> _Supplied material_:

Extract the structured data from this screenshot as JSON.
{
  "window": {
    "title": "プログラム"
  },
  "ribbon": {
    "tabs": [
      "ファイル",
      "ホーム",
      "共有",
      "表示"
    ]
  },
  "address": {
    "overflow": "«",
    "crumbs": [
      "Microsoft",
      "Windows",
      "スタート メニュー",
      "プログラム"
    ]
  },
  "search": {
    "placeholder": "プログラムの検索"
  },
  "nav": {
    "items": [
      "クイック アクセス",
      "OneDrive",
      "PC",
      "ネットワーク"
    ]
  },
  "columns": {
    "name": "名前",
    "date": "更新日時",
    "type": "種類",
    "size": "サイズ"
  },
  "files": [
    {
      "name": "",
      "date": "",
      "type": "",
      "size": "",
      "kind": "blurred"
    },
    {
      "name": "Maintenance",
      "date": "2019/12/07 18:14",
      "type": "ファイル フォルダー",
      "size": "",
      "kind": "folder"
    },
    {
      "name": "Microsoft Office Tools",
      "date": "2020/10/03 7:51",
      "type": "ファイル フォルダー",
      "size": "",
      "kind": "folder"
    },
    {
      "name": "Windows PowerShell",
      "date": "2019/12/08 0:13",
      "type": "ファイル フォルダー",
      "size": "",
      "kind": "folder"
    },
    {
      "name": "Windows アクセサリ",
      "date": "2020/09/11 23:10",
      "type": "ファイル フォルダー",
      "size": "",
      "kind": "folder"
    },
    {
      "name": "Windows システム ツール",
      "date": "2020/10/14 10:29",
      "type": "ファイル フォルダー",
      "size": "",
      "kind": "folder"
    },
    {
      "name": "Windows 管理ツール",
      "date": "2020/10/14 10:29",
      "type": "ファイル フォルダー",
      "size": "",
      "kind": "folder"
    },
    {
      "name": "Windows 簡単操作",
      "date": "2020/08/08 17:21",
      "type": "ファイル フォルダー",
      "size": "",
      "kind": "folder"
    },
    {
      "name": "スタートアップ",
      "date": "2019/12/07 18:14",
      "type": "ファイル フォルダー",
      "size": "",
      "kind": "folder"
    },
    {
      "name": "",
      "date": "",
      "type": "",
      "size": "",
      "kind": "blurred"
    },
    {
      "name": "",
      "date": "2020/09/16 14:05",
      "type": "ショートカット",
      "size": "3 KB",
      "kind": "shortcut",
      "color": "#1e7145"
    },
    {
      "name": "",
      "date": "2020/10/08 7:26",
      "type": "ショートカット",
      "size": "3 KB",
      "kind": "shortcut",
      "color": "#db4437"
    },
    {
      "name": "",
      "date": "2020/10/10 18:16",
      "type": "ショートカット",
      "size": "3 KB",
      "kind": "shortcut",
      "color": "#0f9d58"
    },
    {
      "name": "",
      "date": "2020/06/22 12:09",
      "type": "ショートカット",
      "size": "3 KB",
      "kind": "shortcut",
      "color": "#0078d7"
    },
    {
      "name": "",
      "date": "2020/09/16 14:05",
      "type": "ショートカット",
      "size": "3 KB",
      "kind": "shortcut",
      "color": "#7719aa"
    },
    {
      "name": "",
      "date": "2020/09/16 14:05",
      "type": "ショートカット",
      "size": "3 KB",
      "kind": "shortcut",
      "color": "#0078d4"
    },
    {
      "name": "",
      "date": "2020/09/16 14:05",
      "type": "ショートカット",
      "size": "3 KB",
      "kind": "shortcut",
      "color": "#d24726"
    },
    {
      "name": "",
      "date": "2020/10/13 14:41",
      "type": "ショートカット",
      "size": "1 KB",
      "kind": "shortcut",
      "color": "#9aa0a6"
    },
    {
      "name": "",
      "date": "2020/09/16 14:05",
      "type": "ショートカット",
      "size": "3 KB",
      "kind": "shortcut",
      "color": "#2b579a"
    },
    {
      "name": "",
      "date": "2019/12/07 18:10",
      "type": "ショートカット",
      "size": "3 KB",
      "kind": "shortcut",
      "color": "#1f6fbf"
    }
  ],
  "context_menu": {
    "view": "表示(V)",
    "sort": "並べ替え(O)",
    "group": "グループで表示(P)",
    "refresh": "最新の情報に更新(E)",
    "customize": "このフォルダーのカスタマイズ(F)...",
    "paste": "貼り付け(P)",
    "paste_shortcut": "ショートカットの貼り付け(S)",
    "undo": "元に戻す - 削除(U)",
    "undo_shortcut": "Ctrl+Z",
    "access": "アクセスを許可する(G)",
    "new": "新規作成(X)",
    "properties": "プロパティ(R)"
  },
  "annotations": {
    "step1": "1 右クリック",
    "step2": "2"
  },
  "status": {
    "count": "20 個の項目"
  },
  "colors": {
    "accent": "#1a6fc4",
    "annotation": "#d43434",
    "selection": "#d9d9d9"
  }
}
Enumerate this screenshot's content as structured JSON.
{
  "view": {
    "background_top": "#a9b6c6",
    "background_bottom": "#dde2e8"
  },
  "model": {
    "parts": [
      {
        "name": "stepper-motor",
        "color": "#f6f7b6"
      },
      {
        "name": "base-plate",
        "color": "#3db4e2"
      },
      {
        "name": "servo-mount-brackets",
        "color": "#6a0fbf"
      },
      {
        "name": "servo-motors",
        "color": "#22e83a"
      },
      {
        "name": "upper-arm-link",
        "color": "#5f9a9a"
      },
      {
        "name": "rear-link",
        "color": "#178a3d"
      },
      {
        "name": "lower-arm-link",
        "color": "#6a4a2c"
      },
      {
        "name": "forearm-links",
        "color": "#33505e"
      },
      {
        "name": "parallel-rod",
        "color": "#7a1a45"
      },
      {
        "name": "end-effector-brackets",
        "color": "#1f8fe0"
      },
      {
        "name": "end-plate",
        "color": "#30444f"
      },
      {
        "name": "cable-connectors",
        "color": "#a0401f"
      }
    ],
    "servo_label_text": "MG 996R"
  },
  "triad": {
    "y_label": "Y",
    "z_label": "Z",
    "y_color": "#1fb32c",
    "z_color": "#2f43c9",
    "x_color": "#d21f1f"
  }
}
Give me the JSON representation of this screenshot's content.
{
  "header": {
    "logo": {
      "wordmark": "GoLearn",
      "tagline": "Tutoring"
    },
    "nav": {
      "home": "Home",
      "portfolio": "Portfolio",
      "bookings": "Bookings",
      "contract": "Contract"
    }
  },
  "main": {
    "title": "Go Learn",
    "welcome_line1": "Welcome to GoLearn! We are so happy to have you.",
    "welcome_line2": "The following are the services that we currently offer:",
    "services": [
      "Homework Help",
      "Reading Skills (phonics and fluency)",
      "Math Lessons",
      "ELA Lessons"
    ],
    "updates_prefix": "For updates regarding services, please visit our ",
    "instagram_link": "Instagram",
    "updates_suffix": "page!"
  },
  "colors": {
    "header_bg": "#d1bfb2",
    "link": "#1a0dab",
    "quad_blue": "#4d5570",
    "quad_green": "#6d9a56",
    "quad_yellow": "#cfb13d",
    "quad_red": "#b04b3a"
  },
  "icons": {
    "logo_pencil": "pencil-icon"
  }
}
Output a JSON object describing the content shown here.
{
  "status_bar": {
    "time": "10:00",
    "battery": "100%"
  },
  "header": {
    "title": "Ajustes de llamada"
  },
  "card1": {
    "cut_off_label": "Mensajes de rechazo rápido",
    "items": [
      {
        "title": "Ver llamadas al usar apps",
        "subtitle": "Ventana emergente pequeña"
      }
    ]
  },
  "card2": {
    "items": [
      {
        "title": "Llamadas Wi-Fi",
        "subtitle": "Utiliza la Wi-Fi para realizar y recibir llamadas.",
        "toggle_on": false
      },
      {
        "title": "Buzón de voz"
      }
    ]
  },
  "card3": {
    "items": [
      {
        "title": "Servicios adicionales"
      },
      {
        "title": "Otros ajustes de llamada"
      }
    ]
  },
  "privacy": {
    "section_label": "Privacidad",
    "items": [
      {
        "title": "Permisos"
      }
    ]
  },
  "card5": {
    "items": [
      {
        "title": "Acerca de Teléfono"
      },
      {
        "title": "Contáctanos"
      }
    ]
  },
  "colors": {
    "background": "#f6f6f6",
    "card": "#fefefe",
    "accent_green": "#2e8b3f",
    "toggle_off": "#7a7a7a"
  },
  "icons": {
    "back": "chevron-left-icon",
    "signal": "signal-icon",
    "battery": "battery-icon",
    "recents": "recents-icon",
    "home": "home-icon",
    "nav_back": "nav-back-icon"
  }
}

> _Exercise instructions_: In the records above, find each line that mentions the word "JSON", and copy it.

> _Written reply_:
Extract the structured data from this screenshot as JSON.
Enumerate this screenshot's content as structured JSON.
Give me the JSON representation of this screenshot's content.
Output a JSON object describing the content shown here.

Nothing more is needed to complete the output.